■ **YOUR GOAL**
Set the records down again exactly, apart from any pictures in them.

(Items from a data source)
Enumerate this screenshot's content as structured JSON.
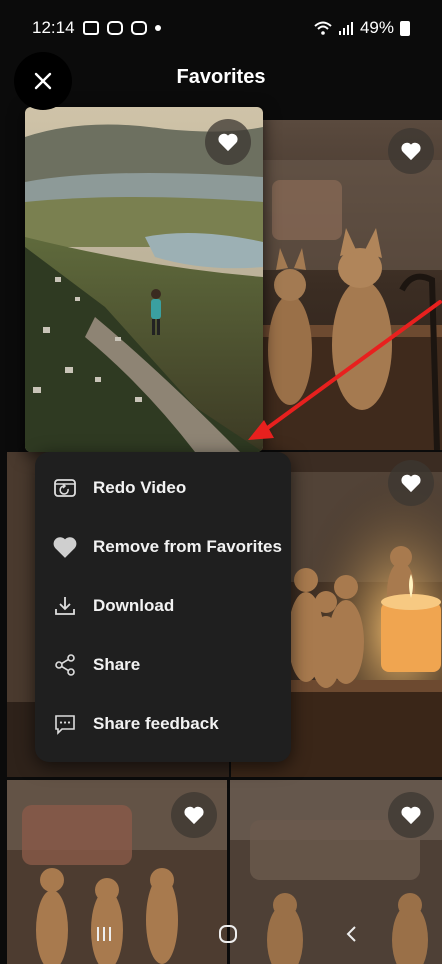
{
  "status_bar": {
    "time": "12:14",
    "battery": "49%",
    "notification_icons": [
      "gallery-notification-icon",
      "instagram-icon",
      "instagram-icon"
    ],
    "status_icons": [
      "wifi-icon",
      "signal-icon",
      "battery-icon"
    ]
  },
  "header": {
    "title": "Favorites",
    "close_icon": "close-icon"
  },
  "grid": {
    "tiles": [
      {
        "subject": "hiker on mountain trail above lake",
        "favorited": true
      },
      {
        "subject": "wooden cat figurines on table",
        "favorited": true
      },
      {
        "subject": "wooden cat figurines",
        "favorited": false
      },
      {
        "subject": "wooden cat figurines with candle",
        "favorited": true
      },
      {
        "subject": "wooden cat figurines in living room",
        "favorited": true
      },
      {
        "subject": "wooden cat figurines in living room",
        "favorited": true
      }
    ]
  },
  "context_menu": {
    "items": [
      {
        "label": "Redo Video",
        "icon": "redo-video-icon"
      },
      {
        "label": "Remove from Favorites",
        "icon": "heart-icon"
      },
      {
        "label": "Download",
        "icon": "download-icon"
      },
      {
        "label": "Share",
        "icon": "share-icon"
      },
      {
        "label": "Share feedback",
        "icon": "feedback-icon"
      }
    ]
  },
  "nav_bar": {
    "buttons": [
      "recent-apps-icon",
      "home-icon",
      "back-icon"
    ]
  },
  "colors": {
    "menu_background": "#1f1f1f",
    "annotation_arrow": "#e8201e",
    "heart": "#ffffff"
  }
}
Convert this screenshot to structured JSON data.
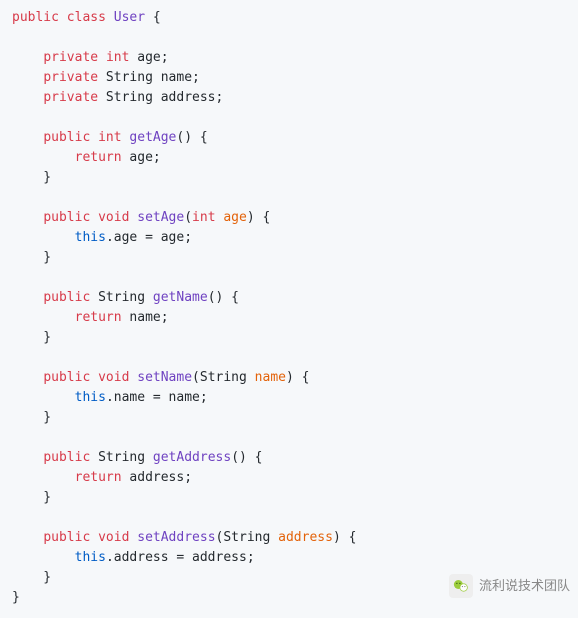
{
  "styles": {
    "kw": "#d73a49",
    "type": "#d73a49",
    "cls": "#6f42c1",
    "fn": "#6f42c1",
    "param": "#e36209",
    "this": "#005cc5",
    "plain": "#24292e"
  },
  "code": {
    "indent": "    ",
    "lines": [
      [
        [
          "kw",
          "public"
        ],
        [
          "plain",
          " "
        ],
        [
          "kw",
          "class"
        ],
        [
          "plain",
          " "
        ],
        [
          "cls",
          "User"
        ],
        [
          "plain",
          " {"
        ]
      ],
      [],
      [
        [
          "plain",
          "    "
        ],
        [
          "kw",
          "private"
        ],
        [
          "plain",
          " "
        ],
        [
          "type",
          "int"
        ],
        [
          "plain",
          " age;"
        ]
      ],
      [
        [
          "plain",
          "    "
        ],
        [
          "kw",
          "private"
        ],
        [
          "plain",
          " String name;"
        ]
      ],
      [
        [
          "plain",
          "    "
        ],
        [
          "kw",
          "private"
        ],
        [
          "plain",
          " String address;"
        ]
      ],
      [],
      [
        [
          "plain",
          "    "
        ],
        [
          "kw",
          "public"
        ],
        [
          "plain",
          " "
        ],
        [
          "type",
          "int"
        ],
        [
          "plain",
          " "
        ],
        [
          "fn",
          "getAge"
        ],
        [
          "plain",
          "() {"
        ]
      ],
      [
        [
          "plain",
          "        "
        ],
        [
          "kw",
          "return"
        ],
        [
          "plain",
          " age;"
        ]
      ],
      [
        [
          "plain",
          "    }"
        ]
      ],
      [],
      [
        [
          "plain",
          "    "
        ],
        [
          "kw",
          "public"
        ],
        [
          "plain",
          " "
        ],
        [
          "type",
          "void"
        ],
        [
          "plain",
          " "
        ],
        [
          "fn",
          "setAge"
        ],
        [
          "plain",
          "("
        ],
        [
          "type",
          "int"
        ],
        [
          "plain",
          " "
        ],
        [
          "param",
          "age"
        ],
        [
          "plain",
          ") {"
        ]
      ],
      [
        [
          "plain",
          "        "
        ],
        [
          "this",
          "this"
        ],
        [
          "plain",
          ".age = age;"
        ]
      ],
      [
        [
          "plain",
          "    }"
        ]
      ],
      [],
      [
        [
          "plain",
          "    "
        ],
        [
          "kw",
          "public"
        ],
        [
          "plain",
          " String "
        ],
        [
          "fn",
          "getName"
        ],
        [
          "plain",
          "() {"
        ]
      ],
      [
        [
          "plain",
          "        "
        ],
        [
          "kw",
          "return"
        ],
        [
          "plain",
          " name;"
        ]
      ],
      [
        [
          "plain",
          "    }"
        ]
      ],
      [],
      [
        [
          "plain",
          "    "
        ],
        [
          "kw",
          "public"
        ],
        [
          "plain",
          " "
        ],
        [
          "type",
          "void"
        ],
        [
          "plain",
          " "
        ],
        [
          "fn",
          "setName"
        ],
        [
          "plain",
          "(String "
        ],
        [
          "param",
          "name"
        ],
        [
          "plain",
          ") {"
        ]
      ],
      [
        [
          "plain",
          "        "
        ],
        [
          "this",
          "this"
        ],
        [
          "plain",
          ".name = name;"
        ]
      ],
      [
        [
          "plain",
          "    }"
        ]
      ],
      [],
      [
        [
          "plain",
          "    "
        ],
        [
          "kw",
          "public"
        ],
        [
          "plain",
          " String "
        ],
        [
          "fn",
          "getAddress"
        ],
        [
          "plain",
          "() {"
        ]
      ],
      [
        [
          "plain",
          "        "
        ],
        [
          "kw",
          "return"
        ],
        [
          "plain",
          " address;"
        ]
      ],
      [
        [
          "plain",
          "    }"
        ]
      ],
      [],
      [
        [
          "plain",
          "    "
        ],
        [
          "kw",
          "public"
        ],
        [
          "plain",
          " "
        ],
        [
          "type",
          "void"
        ],
        [
          "plain",
          " "
        ],
        [
          "fn",
          "setAddress"
        ],
        [
          "plain",
          "(String "
        ],
        [
          "param",
          "address"
        ],
        [
          "plain",
          ") {"
        ]
      ],
      [
        [
          "plain",
          "        "
        ],
        [
          "this",
          "this"
        ],
        [
          "plain",
          ".address = address;"
        ]
      ],
      [
        [
          "plain",
          "    }"
        ]
      ],
      [
        [
          "plain",
          "}"
        ]
      ]
    ]
  },
  "watermark": {
    "text": "流利说技术团队"
  }
}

■ **SOLVED PROBLEM**
Enumerate this screenshot's content as structured JSON.
{
  "status_bar": {
    "time": "12:14",
    "battery": "49%",
    "notification_icons": [
      "gallery-notification-icon",
      "instagram-icon",
      "instagram-icon"
    ],
    "status_icons": [
      "wifi-icon",
      "signal-icon",
      "battery-icon"
    ]
  },
  "header": {
    "title": "Favorites",
    "close_icon": "close-icon"
  },
  "grid": {
    "tiles": [
      {
        "subject": "hiker on mountain trail above lake",
        "favorited": true
      },
      {
        "subject": "wooden cat figurines on table",
        "favorited": true
      },
      {
        "subject": "wooden cat figurines",
        "favorited": false
      },
      {
        "subject": "wooden cat figurines with candle",
        "favorited": true
      },
      {
        "subject": "wooden cat figurines in living room",
        "favorited": true
      },
      {
        "subject": "wooden cat figurines in living room",
        "favorited": true
      }
    ]
  },
  "context_menu": {
    "items": [
      {
        "label": "Redo Video",
        "icon": "redo-video-icon"
      },
      {
        "label": "Remove from Favorites",
        "icon": "heart-icon"
      },
      {
        "label": "Download",
        "icon": "download-icon"
      },
      {
        "label": "Share",
        "icon": "share-icon"
      },
      {
        "label": "Share feedback",
        "icon": "feedback-icon"
      }
    ]
  },
  "nav_bar": {
    "buttons": [
      "recent-apps-icon",
      "home-icon",
      "back-icon"
    ]
  },
  "colors": {
    "menu_background": "#1f1f1f",
    "annotation_arrow": "#e8201e",
    "heart": "#ffffff"
  }
}
Convert this screenshot to structured JSON data.
{
  "styles": {
    "kw": "#d73a49",
    "type": "#d73a49",
    "cls": "#6f42c1",
    "fn": "#6f42c1",
    "param": "#e36209",
    "this": "#005cc5",
    "plain": "#24292e"
  },
  "code": {
    "indent": "    ",
    "lines": [
      [
        [
          "kw",
          "public"
        ],
        [
          "plain",
          " "
        ],
        [
          "kw",
          "class"
        ],
        [
          "plain",
          " "
        ],
        [
          "cls",
          "User"
        ],
        [
          "plain",
          " {"
        ]
      ],
      [],
      [
        [
          "plain",
          "    "
        ],
        [
          "kw",
          "private"
        ],
        [
          "plain",
          " "
        ],
        [
          "type",
          "int"
        ],
        [
          "plain",
          " age;"
        ]
      ],
      [
        [
          "plain",
          "    "
        ],
        [
          "kw",
          "private"
        ],
        [
          "plain",
          " String name;"
        ]
      ],
      [
        [
          "plain",
          "    "
        ],
        [
          "kw",
          "private"
        ],
        [
          "plain",
          " String address;"
        ]
      ],
      [],
      [
        [
          "plain",
          "    "
        ],
        [
          "kw",
          "public"
        ],
        [
          "plain",
          " "
        ],
        [
          "type",
          "int"
        ],
        [
          "plain",
          " "
        ],
        [
          "fn",
          "getAge"
        ],
        [
          "plain",
          "() {"
        ]
      ],
      [
        [
          "plain",
          "        "
        ],
        [
          "kw",
          "return"
        ],
        [
          "plain",
          " age;"
        ]
      ],
      [
        [
          "plain",
          "    }"
        ]
      ],
      [],
      [
        [
          "plain",
          "    "
        ],
        [
          "kw",
          "public"
        ],
        [
          "plain",
          " "
        ],
        [
          "type",
          "void"
        ],
        [
          "plain",
          " "
        ],
        [
          "fn",
          "setAge"
        ],
        [
          "plain",
          "("
        ],
        [
          "type",
          "int"
        ],
        [
          "plain",
          " "
        ],
        [
          "param",
          "age"
        ],
        [
          "plain",
          ") {"
        ]
      ],
      [
        [
          "plain",
          "        "
        ],
        [
          "this",
          "this"
        ],
        [
          "plain",
          ".age = age;"
        ]
      ],
      [
        [
          "plain",
          "    }"
        ]
      ],
      [],
      [
        [
          "plain",
          "    "
        ],
        [
          "kw",
          "public"
        ],
        [
          "plain",
          " String "
        ],
        [
          "fn",
          "getName"
        ],
        [
          "plain",
          "() {"
        ]
      ],
      [
        [
          "plain",
          "        "
        ],
        [
          "kw",
          "return"
        ],
        [
          "plain",
          " name;"
        ]
      ],
      [
        [
          "plain",
          "    }"
        ]
      ],
      [],
      [
        [
          "plain",
          "    "
        ],
        [
          "kw",
          "public"
        ],
        [
          "plain",
          " "
        ],
        [
          "type",
          "void"
        ],
        [
          "plain",
          " "
        ],
        [
          "fn",
          "setName"
        ],
        [
          "plain",
          "(String "
        ],
        [
          "param",
          "name"
        ],
        [
          "plain",
          ") {"
        ]
      ],
      [
        [
          "plain",
          "        "
        ],
        [
          "this",
          "this"
        ],
        [
          "plain",
          ".name = name;"
        ]
      ],
      [
        [
          "plain",
          "    }"
        ]
      ],
      [],
      [
        [
          "plain",
          "    "
        ],
        [
          "kw",
          "public"
        ],
        [
          "plain",
          " String "
        ],
        [
          "fn",
          "getAddress"
        ],
        [
          "plain",
          "() {"
        ]
      ],
      [
        [
          "plain",
          "        "
        ],
        [
          "kw",
          "return"
        ],
        [
          "plain",
          " address;"
        ]
      ],
      [
        [
          "plain",
          "    }"
        ]
      ],
      [],
      [
        [
          "plain",
          "    "
        ],
        [
          "kw",
          "public"
        ],
        [
          "plain",
          " "
        ],
        [
          "type",
          "void"
        ],
        [
          "plain",
          " "
        ],
        [
          "fn",
          "setAddress"
        ],
        [
          "plain",
          "(String "
        ],
        [
          "param",
          "address"
        ],
        [
          "plain",
          ") {"
        ]
      ],
      [
        [
          "plain",
          "        "
        ],
        [
          "this",
          "this"
        ],
        [
          "plain",
          ".address = address;"
        ]
      ],
      [
        [
          "plain",
          "    }"
        ]
      ],
      [
        [
          "plain",
          "}"
        ]
      ]
    ]
  },
  "watermark": {
    "text": "流利说技术团队"
  }
}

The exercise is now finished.